[Stored records]
============================================================

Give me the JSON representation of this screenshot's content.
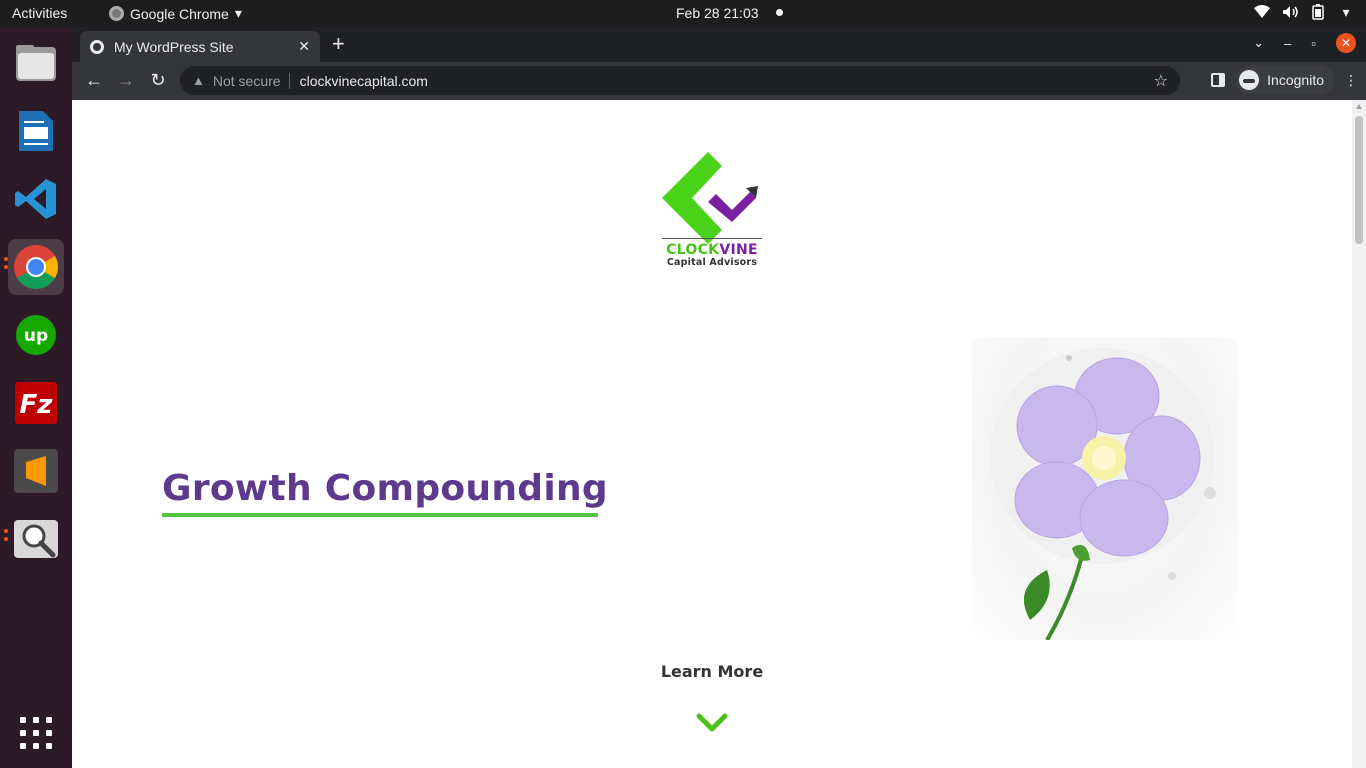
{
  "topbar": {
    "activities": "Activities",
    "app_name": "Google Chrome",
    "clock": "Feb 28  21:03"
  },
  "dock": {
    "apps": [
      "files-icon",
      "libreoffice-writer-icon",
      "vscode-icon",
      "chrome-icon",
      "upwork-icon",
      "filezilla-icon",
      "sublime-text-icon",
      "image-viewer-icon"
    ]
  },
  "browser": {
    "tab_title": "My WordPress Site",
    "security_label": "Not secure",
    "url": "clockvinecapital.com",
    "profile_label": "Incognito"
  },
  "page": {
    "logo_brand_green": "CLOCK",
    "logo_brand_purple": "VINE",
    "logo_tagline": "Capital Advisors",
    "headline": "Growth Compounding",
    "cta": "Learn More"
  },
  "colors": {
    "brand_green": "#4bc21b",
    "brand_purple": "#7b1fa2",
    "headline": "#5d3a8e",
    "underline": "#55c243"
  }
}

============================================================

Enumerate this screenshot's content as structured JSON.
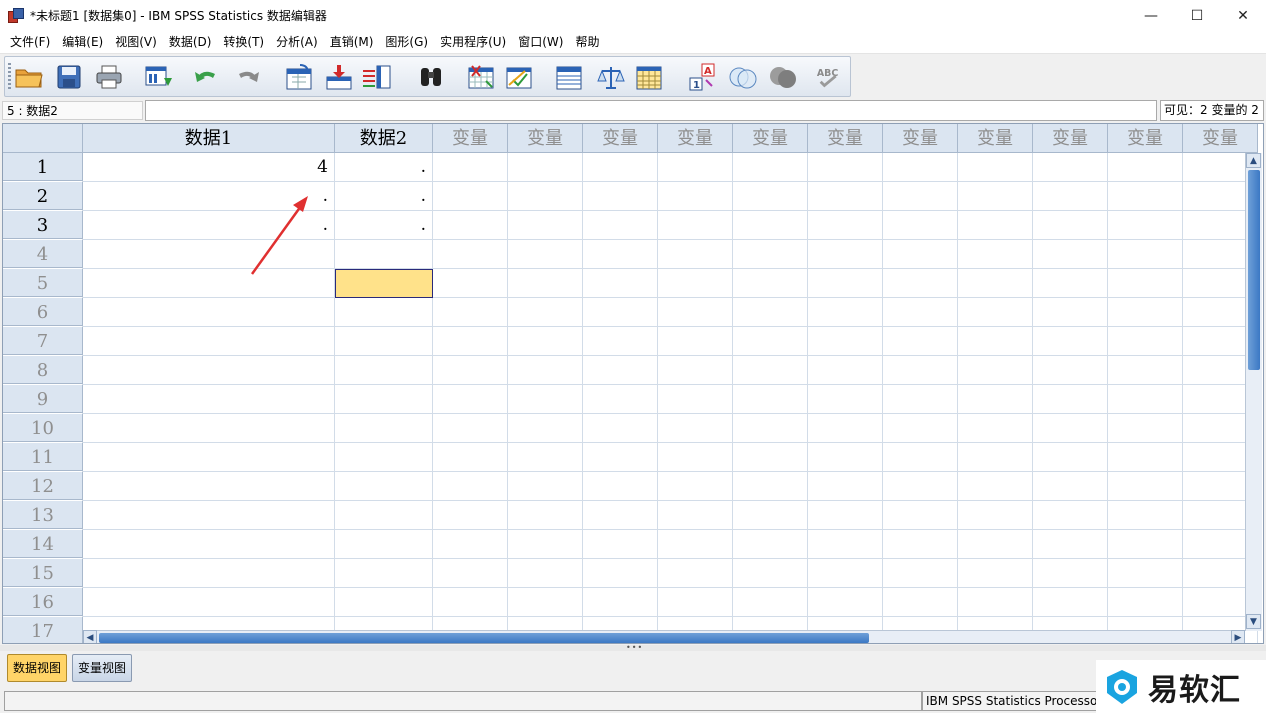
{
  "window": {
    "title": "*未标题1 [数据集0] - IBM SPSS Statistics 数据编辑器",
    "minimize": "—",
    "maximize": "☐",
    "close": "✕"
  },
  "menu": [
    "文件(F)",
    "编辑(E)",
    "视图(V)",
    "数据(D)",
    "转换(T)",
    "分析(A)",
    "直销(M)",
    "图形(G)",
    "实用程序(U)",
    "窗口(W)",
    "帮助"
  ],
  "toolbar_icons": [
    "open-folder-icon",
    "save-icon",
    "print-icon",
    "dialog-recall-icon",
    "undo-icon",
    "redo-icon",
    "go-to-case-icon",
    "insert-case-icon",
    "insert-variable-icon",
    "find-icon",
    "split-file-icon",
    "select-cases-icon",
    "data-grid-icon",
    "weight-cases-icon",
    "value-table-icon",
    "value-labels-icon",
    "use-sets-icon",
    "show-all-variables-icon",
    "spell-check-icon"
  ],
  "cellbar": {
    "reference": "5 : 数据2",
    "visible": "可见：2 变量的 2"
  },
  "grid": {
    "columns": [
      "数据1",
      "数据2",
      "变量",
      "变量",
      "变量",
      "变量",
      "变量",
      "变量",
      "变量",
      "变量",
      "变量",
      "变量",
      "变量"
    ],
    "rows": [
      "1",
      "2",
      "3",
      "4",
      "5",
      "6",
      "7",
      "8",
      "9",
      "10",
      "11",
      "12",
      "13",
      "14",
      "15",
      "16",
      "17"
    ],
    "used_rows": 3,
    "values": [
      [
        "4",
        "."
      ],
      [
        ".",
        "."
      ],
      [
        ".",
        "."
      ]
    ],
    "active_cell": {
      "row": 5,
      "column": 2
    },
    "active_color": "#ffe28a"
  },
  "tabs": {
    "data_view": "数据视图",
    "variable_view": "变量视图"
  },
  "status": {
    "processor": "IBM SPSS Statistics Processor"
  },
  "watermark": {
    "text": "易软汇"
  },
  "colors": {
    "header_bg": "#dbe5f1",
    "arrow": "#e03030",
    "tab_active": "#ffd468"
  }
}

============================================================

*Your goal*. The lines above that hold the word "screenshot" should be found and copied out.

*Solution for this task*.
Give me the JSON representation of this screenshot's content.
Enumerate this screenshot's content as structured JSON.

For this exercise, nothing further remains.